Services for people who are struggling with drug addiction also are about to be curtailed in New Jersey. Atlantic City city council members voted in July to shut down the state’s largest needle exchange program, which is based in the city. Oasis, the harm reduction center that has provided syringes, testing services and recovery support to 1,200 clients since 2007, will be closed in early September. Public health officials warn that the closure could lead to an increase in overdoses and HIV and hepatitis infections.

The decision was made in the face of mass public opposition. The council held its vote after a public discussion that lasted two and a half hours. About 50 people spoke in opposition to the closure. “You are not cleaning the island,” resident Mike Nees testified. “You are sucking more people into the cycle of disease, stigma, addiction and instability.” The decision also goes against the advice of Dr. Wilson Washington, the city’s health director. Only two residents spoke in favor of ending the program.
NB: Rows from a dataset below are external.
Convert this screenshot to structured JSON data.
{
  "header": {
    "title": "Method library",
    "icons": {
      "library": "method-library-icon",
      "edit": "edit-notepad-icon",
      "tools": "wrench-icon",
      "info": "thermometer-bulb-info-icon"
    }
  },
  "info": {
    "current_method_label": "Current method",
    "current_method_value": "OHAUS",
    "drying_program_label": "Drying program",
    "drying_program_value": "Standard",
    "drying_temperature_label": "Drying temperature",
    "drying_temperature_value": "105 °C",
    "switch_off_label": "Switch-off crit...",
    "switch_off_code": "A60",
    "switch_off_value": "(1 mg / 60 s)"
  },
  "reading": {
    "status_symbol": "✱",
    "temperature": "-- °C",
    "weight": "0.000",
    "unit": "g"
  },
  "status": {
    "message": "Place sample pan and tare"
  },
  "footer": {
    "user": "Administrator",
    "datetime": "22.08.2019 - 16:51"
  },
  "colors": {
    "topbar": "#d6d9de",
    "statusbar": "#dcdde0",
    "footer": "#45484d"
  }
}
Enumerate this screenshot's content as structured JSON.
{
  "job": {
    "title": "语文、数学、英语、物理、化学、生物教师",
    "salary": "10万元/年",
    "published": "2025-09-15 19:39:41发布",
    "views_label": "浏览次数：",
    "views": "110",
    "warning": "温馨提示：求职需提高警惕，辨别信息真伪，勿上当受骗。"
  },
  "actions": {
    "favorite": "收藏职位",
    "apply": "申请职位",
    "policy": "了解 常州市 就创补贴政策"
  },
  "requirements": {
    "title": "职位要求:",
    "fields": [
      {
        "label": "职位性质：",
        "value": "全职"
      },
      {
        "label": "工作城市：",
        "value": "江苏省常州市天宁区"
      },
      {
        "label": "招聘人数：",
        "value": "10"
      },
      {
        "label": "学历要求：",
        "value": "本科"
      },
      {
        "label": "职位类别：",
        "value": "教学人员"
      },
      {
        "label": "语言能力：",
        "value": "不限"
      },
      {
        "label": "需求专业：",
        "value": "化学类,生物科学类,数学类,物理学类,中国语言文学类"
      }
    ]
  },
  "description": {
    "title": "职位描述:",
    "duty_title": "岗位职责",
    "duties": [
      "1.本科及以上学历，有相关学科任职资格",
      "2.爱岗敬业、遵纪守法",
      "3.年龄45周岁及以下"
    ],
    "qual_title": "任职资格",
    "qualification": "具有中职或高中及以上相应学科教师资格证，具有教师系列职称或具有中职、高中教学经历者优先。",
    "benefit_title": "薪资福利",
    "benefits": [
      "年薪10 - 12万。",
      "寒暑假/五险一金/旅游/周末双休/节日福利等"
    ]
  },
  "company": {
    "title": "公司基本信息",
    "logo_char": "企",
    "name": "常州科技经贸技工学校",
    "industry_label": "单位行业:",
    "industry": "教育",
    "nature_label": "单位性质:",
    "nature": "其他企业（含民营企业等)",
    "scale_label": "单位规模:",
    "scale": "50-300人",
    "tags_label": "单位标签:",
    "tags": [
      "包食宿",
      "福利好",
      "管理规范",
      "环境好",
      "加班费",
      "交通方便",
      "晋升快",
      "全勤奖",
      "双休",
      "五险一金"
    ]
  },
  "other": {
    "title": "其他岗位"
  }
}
Council President George Tibbitt and other councilmen argued heartlessly that Oasis is a blight on the city and upsets residents and tourists. Undercutting this argument, they blamed other nearby towns for not setting up similar programs.

“I understand that we probably need this, but don’t want it here,” said Jeffree Fauntleroy II, a councilman at large, without a trace of humanity. “These people [i.e., those who support Oasis] don’t actually live in Atlantic City so they don’t see what is going on on a daily basis.” These remarks are belied by the vocal support that Oasis received from residents.

Drug overdose deaths in the United States reached a record high last year. In 2020, the number of such deaths increased by 30 percent to 93,000, according to the Centers for Disease Control and Prevention (CDC). Furthermore, CDC data show that prevention programs such as the one Oasis provides are effective.

Atlantic City has been under state oversight since 2016, when former Republican Governor Chris Christie and the Democrat-controlled legislature used the city’s economic crisis as a pretext to take over the city. Earlier this year, Murphy signed a bill that extended state oversight by four years.

In a mealy-mouthed statement, Murphy expressed disappointment in the council’s decision and said that his administration would “assess paths forward.” He later claimed not to have authority to reverse the city council’s decision.

However, Assembly member Vincent Mazzeo, the lead sponsor of the bill that Murphy signed to prolong state oversight, told Politico that, “The governor can veto any action of the council of Atlantic City.”

Murphy, a multimillionaire and former Goldman Sachs executive, defends the interests of New Jersey’s financial elite, which is diametrically opposed to those of the working class. He has proved his willingness to sacrifice public health to keep share values high on Wall Street throughout the pandemic. In addition to presiding over the above attacks, he has refused to close schools to stem the spread of COVID-19 and allowed prison inmates to be held in abusive conditions.

Ciattarelli, Murphy’s challenger in the gubernatorial election, has had a long political career that includes service on the Financial Institutions and Insurance committee in the state Assembly. He is running a right-wing campaign that includes proposals to cut the state workforce by 5 to 10 percent and to terminate additional unemployment benefits from the federal government.

The record of the Murphy administration and Ciattarelli’s proposals make clear that the interests of the working class find no expression within the framework of capitalist politics.